[Interface dataset entries]

=== Begin Enclosure ===

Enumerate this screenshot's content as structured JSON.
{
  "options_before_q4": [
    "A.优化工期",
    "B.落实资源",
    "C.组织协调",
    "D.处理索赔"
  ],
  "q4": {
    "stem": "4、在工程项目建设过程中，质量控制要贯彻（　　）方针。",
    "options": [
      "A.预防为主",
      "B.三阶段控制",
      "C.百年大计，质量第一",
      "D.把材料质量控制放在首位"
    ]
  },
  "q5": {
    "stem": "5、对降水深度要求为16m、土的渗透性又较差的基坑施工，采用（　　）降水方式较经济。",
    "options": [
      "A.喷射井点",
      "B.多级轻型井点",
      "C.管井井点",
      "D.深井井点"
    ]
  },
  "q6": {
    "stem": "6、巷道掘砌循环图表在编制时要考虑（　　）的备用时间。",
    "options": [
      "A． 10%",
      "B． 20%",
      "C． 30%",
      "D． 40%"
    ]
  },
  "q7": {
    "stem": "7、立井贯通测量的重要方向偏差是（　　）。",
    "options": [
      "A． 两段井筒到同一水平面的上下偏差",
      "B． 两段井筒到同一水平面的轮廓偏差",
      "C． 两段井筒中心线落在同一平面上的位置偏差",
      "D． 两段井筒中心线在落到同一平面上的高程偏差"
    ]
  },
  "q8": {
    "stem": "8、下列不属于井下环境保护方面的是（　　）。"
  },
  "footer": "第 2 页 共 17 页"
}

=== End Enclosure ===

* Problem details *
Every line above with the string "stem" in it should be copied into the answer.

* Written reply *
    "stem": "4、在工程项目建设过程中，质量控制要贯彻（　　）方针。",
    "stem": "5、对降水深度要求为16m、土的渗透性又较差的基坑施工，采用（　　）降水方式较经济。",
    "stem": "6、巷道掘砌循环图表在编制时要考虑（　　）的备用时间。",
    "stem": "7、立井贯通测量的重要方向偏差是（　　）。",
    "stem": "8、下列不属于井下环境保护方面的是（　　）。"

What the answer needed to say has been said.